WHAT THE TASK REQUIRES | Filter the entries for the word "subtitle". Copy each line that has it.

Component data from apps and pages

────────────────────────────────────────

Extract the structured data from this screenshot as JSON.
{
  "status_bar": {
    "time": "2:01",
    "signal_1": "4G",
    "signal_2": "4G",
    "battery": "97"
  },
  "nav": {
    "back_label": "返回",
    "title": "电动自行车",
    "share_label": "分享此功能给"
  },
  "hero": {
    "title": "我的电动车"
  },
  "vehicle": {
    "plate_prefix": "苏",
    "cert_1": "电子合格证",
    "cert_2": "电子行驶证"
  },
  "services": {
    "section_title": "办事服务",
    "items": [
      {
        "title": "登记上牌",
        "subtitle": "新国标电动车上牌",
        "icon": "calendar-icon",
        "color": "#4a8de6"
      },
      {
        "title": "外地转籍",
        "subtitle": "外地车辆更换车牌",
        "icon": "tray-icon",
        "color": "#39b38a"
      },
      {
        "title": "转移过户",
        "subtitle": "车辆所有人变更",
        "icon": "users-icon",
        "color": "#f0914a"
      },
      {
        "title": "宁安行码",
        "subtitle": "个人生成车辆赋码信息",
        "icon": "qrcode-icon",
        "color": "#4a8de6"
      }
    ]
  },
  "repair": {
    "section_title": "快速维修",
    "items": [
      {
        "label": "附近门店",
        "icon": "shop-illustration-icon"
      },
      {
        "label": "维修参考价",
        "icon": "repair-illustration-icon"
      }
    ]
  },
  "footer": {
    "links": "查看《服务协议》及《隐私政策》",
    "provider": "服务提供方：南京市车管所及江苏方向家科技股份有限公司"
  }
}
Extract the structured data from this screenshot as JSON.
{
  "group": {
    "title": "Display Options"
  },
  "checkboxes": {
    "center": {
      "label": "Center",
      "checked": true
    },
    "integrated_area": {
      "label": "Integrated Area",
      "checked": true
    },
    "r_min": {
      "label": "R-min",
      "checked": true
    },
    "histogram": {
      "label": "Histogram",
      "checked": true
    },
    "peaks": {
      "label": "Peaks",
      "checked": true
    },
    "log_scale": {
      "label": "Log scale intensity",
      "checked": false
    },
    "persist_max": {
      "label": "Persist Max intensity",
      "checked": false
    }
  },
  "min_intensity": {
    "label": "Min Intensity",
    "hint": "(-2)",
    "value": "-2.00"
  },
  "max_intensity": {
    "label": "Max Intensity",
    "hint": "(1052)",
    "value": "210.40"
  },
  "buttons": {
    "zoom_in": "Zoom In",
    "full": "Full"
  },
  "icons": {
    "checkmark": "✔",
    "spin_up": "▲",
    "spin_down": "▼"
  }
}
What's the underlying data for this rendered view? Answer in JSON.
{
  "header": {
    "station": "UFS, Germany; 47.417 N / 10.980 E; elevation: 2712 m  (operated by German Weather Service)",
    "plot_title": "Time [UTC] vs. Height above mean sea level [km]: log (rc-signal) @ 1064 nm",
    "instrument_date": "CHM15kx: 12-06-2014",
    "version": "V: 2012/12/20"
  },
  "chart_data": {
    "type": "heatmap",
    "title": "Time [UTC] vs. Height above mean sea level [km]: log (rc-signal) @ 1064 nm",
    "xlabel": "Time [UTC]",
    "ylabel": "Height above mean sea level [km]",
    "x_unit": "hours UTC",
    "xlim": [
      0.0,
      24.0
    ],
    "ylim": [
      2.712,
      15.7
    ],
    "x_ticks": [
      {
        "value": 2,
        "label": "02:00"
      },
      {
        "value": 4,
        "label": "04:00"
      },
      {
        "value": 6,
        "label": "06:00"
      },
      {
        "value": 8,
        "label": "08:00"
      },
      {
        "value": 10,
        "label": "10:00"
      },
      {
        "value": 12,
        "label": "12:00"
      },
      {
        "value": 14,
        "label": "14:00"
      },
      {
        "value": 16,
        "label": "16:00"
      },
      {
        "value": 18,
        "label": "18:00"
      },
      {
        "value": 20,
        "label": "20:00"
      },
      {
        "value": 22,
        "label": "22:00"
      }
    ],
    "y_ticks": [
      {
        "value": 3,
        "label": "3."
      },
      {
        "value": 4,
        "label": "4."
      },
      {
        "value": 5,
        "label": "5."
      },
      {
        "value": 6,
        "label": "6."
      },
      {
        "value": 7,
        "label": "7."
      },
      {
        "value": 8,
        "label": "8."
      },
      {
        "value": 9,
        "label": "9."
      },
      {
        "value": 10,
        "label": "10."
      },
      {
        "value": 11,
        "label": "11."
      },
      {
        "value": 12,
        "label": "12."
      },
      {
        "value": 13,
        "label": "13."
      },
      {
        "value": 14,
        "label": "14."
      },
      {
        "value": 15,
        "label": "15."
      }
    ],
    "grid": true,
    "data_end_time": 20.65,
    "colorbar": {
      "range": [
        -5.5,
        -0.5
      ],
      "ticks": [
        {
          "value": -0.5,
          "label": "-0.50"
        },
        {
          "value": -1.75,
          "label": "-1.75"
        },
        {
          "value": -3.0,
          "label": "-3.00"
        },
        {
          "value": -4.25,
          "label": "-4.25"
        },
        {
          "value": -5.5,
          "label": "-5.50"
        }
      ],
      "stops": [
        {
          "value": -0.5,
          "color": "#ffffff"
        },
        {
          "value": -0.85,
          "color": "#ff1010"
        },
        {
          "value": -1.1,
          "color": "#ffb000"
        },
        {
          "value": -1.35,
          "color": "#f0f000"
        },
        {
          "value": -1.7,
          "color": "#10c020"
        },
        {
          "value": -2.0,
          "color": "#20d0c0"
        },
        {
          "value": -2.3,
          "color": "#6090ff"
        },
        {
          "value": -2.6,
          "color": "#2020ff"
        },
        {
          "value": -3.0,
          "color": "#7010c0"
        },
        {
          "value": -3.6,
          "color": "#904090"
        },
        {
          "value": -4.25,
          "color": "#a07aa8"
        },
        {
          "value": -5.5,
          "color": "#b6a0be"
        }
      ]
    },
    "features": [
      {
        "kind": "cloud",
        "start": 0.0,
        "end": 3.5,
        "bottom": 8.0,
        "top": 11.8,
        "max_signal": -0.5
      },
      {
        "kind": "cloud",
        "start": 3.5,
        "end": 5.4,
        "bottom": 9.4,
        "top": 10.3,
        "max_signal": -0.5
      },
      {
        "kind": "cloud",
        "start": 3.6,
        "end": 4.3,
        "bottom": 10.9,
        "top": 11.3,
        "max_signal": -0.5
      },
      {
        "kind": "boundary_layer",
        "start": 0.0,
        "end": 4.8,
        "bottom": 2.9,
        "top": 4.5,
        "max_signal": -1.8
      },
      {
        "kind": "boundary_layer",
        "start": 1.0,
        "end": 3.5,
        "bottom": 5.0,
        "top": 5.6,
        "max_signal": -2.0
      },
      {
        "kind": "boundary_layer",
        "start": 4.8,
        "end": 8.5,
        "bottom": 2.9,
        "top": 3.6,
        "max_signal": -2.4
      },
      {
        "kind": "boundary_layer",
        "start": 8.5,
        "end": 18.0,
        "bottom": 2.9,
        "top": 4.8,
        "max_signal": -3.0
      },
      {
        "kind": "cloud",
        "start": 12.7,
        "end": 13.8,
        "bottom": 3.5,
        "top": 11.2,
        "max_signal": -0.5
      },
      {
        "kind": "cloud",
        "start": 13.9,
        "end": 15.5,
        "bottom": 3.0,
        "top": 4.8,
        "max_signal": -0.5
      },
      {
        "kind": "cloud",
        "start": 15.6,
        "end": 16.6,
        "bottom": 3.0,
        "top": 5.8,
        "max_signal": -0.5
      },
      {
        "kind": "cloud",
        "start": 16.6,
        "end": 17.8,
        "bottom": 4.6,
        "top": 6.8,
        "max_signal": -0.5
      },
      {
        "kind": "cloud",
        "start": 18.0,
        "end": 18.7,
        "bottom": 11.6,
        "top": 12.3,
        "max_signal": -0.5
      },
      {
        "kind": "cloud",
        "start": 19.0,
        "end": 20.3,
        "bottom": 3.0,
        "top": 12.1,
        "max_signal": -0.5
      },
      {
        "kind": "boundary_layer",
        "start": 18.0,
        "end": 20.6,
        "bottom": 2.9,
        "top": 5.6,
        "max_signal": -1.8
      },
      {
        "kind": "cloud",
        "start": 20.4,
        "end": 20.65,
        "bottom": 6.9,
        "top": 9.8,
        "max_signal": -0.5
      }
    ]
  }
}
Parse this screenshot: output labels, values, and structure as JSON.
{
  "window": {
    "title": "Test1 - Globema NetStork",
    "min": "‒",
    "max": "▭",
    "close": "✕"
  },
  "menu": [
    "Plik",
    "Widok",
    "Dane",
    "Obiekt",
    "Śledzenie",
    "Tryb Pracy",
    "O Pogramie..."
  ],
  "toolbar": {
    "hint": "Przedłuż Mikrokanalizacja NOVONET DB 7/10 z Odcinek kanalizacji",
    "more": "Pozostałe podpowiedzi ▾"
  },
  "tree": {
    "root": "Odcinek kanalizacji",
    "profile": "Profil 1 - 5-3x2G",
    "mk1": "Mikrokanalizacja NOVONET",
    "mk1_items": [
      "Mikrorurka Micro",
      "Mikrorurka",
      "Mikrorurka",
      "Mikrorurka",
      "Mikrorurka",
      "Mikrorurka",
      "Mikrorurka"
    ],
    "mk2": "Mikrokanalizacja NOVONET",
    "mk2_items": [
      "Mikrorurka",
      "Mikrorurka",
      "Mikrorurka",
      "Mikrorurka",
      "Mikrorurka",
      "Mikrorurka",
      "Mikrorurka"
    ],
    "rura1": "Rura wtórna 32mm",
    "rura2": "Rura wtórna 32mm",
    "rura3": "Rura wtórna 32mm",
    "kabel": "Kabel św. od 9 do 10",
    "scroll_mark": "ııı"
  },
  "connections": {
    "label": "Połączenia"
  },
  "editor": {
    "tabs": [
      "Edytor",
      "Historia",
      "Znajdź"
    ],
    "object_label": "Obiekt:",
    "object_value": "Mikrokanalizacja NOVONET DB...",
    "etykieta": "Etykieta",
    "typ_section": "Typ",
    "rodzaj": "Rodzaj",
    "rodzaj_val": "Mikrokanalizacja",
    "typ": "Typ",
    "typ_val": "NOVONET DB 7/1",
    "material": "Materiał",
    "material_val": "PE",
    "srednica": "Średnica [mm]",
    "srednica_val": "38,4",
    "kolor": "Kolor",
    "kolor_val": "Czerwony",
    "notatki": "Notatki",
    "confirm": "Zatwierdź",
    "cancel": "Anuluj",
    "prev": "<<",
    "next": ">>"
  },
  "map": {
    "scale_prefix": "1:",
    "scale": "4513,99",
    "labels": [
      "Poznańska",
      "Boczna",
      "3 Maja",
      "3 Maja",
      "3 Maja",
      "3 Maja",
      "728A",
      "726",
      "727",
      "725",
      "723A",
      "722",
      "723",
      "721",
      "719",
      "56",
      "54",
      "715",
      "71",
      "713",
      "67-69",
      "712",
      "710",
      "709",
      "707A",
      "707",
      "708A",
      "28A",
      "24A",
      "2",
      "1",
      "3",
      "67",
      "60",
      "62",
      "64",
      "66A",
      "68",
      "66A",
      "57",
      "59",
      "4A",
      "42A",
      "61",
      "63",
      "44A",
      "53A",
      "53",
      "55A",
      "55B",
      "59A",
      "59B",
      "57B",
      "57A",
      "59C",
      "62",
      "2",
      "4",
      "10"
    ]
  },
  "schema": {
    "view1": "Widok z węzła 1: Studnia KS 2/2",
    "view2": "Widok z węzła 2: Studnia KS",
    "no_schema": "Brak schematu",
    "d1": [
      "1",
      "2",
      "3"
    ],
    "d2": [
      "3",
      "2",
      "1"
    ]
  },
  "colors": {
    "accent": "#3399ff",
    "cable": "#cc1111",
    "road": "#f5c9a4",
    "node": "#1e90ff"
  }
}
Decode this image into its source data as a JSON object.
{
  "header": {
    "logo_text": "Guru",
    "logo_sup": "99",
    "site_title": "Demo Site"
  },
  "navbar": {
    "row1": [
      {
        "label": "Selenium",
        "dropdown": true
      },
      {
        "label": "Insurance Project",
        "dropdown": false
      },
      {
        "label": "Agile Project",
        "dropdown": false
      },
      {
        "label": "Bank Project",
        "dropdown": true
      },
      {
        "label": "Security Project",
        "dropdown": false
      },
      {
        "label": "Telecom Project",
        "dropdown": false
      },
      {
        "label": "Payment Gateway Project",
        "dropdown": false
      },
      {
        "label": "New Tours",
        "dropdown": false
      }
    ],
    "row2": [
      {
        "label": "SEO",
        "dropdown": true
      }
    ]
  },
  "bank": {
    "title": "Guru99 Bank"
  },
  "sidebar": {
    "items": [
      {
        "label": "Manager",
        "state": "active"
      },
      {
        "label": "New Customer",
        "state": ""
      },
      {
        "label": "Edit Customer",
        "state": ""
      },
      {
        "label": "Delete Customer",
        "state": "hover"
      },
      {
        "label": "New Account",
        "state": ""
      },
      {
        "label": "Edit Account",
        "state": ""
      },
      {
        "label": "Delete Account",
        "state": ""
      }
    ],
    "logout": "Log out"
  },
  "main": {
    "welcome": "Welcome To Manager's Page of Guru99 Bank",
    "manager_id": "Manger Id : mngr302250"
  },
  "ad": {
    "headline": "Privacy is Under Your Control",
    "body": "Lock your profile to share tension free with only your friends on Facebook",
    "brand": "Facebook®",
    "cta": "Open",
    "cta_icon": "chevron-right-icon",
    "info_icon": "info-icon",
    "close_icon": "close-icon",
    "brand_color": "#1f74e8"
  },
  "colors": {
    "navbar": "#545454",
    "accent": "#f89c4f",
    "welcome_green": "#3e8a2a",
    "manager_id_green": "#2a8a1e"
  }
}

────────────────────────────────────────

WRITTEN RESPONSE |
        "subtitle": "新国标电动车上牌",
        "subtitle": "外地车辆更换车牌",
        "subtitle": "车辆所有人变更",
        "subtitle": "个人生成车辆赋码信息",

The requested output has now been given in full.